The innovative Canadian quartet known as Voivod faced almost insurmountable odds going into the creation of their newest release, “Target Earth”. To begin with, the band had expended the last of founding guitarist Denis D’Amour’s leftover recordings during the creation of their 2009 release “Infini”. These demos, recorded by Denis prior to his departure from this world in 2005, were, admittedly, not really indicative of the “classic” Voivod sound, but to many people he was the man most responsible for that sound and a Voivod without him was inconceivable. Additionally, the band had been struggling with lineup changes and aimless genre experimentation for almost two decades. This is to say nothing of the band’s age, of course. Voivod were a band in the twilight of their career, or so I thought.
It became clear to me quite soon that the band was aware of the stakes and was serious about proving themselves. The band wastes little time unleashing the full scope of their late-80s arsenal upon the listener, leaping between disparate tech-metal outbursts during the opening title-track before settling into an uneasy 6/8 and some apprehensive groans of “a few more hours…” from Denis Bélanger. “Kluskap O’Kom” answers “Target Earth”s disorder with a relentless, pummeling drum line from Michel Langevin, the band’s only constant member. The song is notably simpler but no less powerful, and Denis sounds genuinely desperate and paranoid as he snarls lyrics about “running in the woods”. Perhaps even more impressive than their demented thrashing on this album is the way they handle the quieter textures in songs like “Warchaic” and “Resistance”. The band sounds hungry again, perhaps due to the return of original bassist Jean-Yves Thériault and the involvement of their new guitarist, Daniel Mongrain. The Martyr guitarist does an unbelievably good job balancing flawless imitations of D’Amour with his own ideas and delivers blistering guitar solos that almost put the late guitarist to shame.

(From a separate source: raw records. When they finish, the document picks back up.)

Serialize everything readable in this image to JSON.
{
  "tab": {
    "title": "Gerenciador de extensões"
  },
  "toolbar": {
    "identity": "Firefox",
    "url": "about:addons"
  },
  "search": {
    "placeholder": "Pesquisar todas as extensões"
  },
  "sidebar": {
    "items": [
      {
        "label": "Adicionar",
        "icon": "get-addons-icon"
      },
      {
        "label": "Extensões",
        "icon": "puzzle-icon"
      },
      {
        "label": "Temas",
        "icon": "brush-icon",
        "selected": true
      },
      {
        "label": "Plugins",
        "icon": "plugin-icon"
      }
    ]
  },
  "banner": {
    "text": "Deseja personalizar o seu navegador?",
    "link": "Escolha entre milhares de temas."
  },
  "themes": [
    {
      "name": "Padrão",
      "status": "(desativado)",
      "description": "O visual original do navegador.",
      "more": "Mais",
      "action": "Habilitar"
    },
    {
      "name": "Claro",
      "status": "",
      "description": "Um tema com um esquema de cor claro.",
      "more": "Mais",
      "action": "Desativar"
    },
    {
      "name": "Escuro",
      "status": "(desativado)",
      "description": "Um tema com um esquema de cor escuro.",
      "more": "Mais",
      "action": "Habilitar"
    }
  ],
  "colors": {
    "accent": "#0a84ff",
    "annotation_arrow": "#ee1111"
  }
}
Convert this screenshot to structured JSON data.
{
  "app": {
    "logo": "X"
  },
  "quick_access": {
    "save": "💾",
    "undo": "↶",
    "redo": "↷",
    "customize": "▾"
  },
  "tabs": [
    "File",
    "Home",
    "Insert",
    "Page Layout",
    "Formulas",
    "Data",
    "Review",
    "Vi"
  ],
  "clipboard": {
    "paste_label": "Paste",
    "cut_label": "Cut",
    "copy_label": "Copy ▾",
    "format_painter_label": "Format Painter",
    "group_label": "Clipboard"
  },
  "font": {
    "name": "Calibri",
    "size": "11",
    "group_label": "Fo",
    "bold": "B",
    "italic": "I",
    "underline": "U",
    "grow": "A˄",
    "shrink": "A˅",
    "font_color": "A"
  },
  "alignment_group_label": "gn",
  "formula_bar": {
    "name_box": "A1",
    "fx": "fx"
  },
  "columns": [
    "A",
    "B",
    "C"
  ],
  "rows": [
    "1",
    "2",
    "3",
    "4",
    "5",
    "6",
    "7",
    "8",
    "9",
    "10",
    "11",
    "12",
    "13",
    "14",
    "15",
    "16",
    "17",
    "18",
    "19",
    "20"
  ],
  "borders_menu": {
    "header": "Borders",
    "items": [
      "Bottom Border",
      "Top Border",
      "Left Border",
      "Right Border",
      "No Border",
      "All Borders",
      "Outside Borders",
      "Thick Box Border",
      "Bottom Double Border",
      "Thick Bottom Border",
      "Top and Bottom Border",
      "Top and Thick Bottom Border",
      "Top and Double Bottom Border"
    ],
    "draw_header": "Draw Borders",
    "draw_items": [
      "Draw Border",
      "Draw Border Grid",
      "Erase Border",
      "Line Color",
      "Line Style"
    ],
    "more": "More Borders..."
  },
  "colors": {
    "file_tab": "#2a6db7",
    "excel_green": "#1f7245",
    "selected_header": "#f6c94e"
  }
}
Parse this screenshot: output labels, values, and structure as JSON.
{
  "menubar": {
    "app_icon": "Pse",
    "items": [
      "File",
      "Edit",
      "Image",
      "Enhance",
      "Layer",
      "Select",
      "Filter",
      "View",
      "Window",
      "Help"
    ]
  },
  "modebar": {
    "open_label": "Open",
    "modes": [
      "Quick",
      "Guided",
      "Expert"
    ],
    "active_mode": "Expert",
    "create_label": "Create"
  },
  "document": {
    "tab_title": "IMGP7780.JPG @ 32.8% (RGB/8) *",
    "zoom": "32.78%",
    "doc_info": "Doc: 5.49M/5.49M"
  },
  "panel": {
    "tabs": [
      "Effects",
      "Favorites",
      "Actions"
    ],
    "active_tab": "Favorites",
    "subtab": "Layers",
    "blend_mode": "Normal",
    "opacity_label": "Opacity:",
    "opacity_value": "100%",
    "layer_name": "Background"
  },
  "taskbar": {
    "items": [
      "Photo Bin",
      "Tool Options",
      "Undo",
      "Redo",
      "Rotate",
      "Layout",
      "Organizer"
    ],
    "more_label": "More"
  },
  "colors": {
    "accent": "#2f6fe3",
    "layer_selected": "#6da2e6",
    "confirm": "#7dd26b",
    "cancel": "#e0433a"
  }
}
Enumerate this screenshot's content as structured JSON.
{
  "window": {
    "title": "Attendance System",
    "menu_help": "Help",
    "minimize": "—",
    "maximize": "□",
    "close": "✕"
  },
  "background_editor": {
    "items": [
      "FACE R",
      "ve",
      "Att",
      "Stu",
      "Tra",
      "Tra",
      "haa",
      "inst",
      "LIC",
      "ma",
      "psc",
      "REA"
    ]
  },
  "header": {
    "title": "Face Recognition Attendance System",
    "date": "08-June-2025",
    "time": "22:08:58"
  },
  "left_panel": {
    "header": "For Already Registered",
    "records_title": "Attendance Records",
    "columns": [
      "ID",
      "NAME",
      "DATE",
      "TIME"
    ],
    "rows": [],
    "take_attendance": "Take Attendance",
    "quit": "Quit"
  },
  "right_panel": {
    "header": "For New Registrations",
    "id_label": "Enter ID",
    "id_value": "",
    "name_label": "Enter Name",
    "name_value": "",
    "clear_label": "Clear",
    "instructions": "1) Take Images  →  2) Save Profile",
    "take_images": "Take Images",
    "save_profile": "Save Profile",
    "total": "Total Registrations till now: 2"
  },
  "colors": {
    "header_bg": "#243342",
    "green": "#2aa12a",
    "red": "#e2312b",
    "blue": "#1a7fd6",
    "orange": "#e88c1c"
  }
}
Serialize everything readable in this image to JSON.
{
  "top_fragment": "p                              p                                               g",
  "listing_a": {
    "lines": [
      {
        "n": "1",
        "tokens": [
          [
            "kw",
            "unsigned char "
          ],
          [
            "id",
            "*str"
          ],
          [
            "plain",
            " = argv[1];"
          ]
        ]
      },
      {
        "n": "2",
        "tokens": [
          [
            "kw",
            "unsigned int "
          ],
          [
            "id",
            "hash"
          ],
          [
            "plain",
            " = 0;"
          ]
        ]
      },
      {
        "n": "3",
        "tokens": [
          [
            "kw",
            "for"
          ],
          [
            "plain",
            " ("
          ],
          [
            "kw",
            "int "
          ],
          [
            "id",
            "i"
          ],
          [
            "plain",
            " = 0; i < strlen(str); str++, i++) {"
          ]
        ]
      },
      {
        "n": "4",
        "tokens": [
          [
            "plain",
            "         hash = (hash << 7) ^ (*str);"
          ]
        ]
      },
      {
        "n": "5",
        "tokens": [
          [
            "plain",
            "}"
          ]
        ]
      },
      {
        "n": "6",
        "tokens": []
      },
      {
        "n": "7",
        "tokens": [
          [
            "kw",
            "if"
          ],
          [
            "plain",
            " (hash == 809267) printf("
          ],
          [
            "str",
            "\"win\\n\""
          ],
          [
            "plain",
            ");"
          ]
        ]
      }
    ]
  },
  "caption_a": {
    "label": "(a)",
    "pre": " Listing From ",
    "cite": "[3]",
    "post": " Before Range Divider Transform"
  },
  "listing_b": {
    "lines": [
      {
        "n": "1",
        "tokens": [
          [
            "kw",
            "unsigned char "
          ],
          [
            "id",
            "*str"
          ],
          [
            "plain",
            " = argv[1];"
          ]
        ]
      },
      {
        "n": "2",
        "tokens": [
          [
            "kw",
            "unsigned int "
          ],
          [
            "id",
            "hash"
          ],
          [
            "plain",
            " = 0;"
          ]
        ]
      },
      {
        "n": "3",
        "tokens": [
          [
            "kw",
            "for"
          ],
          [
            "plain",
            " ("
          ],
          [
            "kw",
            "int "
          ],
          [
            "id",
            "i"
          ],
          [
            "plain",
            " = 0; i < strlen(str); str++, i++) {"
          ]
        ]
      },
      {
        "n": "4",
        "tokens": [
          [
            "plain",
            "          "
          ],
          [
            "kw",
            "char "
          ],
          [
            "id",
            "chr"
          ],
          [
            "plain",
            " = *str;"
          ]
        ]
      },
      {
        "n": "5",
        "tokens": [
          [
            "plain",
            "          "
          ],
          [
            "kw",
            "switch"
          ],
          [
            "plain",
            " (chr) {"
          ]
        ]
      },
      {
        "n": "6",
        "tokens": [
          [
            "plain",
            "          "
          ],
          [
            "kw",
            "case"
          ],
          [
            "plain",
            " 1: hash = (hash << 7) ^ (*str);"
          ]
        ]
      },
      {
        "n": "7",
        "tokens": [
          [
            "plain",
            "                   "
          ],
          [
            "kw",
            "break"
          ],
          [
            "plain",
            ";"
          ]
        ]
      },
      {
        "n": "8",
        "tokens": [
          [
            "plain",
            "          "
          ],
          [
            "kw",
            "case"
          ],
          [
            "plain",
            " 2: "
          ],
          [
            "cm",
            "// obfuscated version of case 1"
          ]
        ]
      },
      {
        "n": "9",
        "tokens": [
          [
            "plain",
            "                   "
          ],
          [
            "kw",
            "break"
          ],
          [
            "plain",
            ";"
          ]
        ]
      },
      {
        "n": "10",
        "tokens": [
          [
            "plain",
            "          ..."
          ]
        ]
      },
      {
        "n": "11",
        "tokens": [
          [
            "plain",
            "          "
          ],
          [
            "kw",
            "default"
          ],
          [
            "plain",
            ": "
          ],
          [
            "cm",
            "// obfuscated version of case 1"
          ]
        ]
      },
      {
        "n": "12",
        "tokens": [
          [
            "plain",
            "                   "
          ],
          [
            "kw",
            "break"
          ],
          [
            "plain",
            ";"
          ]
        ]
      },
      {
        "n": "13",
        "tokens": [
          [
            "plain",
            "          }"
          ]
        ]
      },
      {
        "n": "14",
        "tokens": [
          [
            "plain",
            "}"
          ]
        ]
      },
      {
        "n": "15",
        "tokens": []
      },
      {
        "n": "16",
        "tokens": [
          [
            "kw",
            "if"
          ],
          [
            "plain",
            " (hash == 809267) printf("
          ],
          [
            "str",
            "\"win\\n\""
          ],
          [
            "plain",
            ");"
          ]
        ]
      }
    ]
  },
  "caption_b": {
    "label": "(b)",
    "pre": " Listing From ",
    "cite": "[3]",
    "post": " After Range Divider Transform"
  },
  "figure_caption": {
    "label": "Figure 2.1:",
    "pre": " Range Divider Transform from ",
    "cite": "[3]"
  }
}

Like the menacing warrior that adorns the cover, the music of “Target Earth” is precise and powerful. While they do retread some ground on the second half of the album, they demonstrate that they are not has-beens trying to reclaim former glory but, rather, a team of passionate artists who still have something important to say.Tags: Hollywood Metal, Jeff K, target earth, voivod
Categorised in: Metal